Provided data:
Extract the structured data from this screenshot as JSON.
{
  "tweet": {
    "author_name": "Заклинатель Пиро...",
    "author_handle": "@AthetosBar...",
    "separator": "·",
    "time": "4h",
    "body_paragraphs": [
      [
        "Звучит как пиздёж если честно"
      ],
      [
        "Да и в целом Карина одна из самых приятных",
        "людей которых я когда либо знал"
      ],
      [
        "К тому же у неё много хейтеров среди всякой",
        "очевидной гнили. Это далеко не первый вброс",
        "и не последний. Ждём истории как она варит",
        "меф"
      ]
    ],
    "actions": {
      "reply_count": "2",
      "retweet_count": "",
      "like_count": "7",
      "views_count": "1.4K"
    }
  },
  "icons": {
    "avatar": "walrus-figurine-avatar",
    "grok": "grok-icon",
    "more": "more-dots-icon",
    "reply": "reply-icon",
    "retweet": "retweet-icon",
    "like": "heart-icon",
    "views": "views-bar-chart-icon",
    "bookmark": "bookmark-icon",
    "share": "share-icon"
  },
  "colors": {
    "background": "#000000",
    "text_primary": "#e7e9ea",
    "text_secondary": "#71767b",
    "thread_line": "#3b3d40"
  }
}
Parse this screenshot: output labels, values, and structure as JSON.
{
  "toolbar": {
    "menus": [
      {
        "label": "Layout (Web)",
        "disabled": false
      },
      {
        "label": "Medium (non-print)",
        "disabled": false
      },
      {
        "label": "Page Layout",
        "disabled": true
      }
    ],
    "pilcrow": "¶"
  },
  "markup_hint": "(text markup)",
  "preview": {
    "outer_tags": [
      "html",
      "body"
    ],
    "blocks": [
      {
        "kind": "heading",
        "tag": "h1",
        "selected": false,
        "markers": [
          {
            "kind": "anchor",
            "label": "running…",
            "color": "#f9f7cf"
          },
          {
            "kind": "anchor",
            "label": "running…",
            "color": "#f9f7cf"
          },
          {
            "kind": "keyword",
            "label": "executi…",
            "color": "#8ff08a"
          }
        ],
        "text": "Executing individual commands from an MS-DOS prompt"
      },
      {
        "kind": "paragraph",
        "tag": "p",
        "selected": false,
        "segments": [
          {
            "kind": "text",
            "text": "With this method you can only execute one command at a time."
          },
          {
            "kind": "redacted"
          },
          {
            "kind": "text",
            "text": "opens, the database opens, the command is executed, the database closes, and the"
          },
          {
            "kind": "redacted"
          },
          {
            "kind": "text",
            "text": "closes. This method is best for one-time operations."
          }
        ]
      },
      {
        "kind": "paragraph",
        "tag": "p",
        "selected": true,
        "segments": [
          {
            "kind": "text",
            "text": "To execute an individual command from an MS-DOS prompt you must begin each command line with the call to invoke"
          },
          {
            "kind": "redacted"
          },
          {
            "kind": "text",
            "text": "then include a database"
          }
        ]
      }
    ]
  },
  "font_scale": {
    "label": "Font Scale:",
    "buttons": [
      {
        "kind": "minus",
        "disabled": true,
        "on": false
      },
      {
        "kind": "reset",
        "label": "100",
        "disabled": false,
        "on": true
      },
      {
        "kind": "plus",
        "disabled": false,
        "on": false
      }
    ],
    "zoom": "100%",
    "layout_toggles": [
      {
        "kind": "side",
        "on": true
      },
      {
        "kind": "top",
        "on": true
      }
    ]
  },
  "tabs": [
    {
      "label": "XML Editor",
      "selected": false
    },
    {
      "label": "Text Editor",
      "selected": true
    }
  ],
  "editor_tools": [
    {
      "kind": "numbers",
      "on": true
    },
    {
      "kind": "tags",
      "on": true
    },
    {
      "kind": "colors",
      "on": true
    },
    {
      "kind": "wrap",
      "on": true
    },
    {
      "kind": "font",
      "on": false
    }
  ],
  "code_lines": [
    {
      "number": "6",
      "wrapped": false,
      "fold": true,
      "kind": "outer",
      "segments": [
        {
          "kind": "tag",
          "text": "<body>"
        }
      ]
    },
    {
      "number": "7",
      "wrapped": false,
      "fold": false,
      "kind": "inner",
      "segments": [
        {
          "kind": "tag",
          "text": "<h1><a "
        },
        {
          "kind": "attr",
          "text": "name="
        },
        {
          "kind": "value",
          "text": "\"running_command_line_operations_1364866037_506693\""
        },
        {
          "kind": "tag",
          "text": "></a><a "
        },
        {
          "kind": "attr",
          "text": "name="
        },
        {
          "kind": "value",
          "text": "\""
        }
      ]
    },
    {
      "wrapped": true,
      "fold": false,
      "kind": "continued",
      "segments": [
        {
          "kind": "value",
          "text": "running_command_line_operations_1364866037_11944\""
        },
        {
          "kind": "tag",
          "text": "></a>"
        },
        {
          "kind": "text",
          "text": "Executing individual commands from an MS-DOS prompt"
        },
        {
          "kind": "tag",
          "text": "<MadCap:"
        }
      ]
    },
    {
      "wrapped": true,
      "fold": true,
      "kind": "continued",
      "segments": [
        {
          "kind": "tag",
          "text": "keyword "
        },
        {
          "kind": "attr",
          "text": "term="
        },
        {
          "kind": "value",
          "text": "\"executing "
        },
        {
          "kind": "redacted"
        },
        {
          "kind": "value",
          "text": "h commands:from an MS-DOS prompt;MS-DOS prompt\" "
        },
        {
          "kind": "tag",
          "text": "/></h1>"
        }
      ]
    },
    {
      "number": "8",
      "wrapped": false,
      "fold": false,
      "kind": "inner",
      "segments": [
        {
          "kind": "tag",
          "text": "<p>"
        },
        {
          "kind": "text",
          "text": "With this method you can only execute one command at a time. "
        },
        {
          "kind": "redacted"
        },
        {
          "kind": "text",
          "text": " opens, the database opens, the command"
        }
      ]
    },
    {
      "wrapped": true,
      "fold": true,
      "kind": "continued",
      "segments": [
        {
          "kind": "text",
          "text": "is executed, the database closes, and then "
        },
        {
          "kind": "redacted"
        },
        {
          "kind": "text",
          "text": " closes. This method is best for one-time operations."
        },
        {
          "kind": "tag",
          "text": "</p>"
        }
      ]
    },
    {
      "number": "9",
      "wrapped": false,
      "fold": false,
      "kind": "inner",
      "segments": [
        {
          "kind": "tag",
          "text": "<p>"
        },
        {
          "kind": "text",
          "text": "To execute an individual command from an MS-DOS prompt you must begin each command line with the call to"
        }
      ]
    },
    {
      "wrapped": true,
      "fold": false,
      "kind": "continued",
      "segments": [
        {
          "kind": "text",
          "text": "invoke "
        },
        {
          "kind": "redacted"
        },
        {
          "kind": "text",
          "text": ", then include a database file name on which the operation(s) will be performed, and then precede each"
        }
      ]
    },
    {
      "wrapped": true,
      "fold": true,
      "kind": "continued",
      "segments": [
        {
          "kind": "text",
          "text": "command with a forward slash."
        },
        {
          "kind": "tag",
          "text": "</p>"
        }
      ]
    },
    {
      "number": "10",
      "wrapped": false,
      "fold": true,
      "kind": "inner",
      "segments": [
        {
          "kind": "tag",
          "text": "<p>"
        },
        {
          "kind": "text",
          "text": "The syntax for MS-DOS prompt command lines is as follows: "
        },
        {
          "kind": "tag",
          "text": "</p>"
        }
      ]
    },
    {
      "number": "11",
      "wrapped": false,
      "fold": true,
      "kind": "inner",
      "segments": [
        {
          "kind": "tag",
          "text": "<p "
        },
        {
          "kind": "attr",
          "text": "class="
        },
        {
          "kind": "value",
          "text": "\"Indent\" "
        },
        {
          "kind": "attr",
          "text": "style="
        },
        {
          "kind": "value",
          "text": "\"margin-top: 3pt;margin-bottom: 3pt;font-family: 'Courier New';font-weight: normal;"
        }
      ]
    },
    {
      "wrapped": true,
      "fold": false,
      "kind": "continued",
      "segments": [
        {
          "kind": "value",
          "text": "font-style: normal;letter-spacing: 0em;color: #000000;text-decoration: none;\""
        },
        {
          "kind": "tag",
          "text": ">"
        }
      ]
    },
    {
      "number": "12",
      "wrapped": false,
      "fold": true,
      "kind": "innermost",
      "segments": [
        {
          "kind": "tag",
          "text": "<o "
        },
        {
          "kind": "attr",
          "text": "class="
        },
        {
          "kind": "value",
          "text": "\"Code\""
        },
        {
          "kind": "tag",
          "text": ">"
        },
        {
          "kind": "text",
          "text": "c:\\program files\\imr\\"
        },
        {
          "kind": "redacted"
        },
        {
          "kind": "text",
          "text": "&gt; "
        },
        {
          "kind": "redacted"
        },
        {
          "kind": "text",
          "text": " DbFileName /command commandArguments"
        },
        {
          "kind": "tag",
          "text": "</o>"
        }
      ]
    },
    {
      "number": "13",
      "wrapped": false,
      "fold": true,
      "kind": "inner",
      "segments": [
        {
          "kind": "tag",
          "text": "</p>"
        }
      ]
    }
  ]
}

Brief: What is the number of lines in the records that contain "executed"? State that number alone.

Answer for this exercise: 2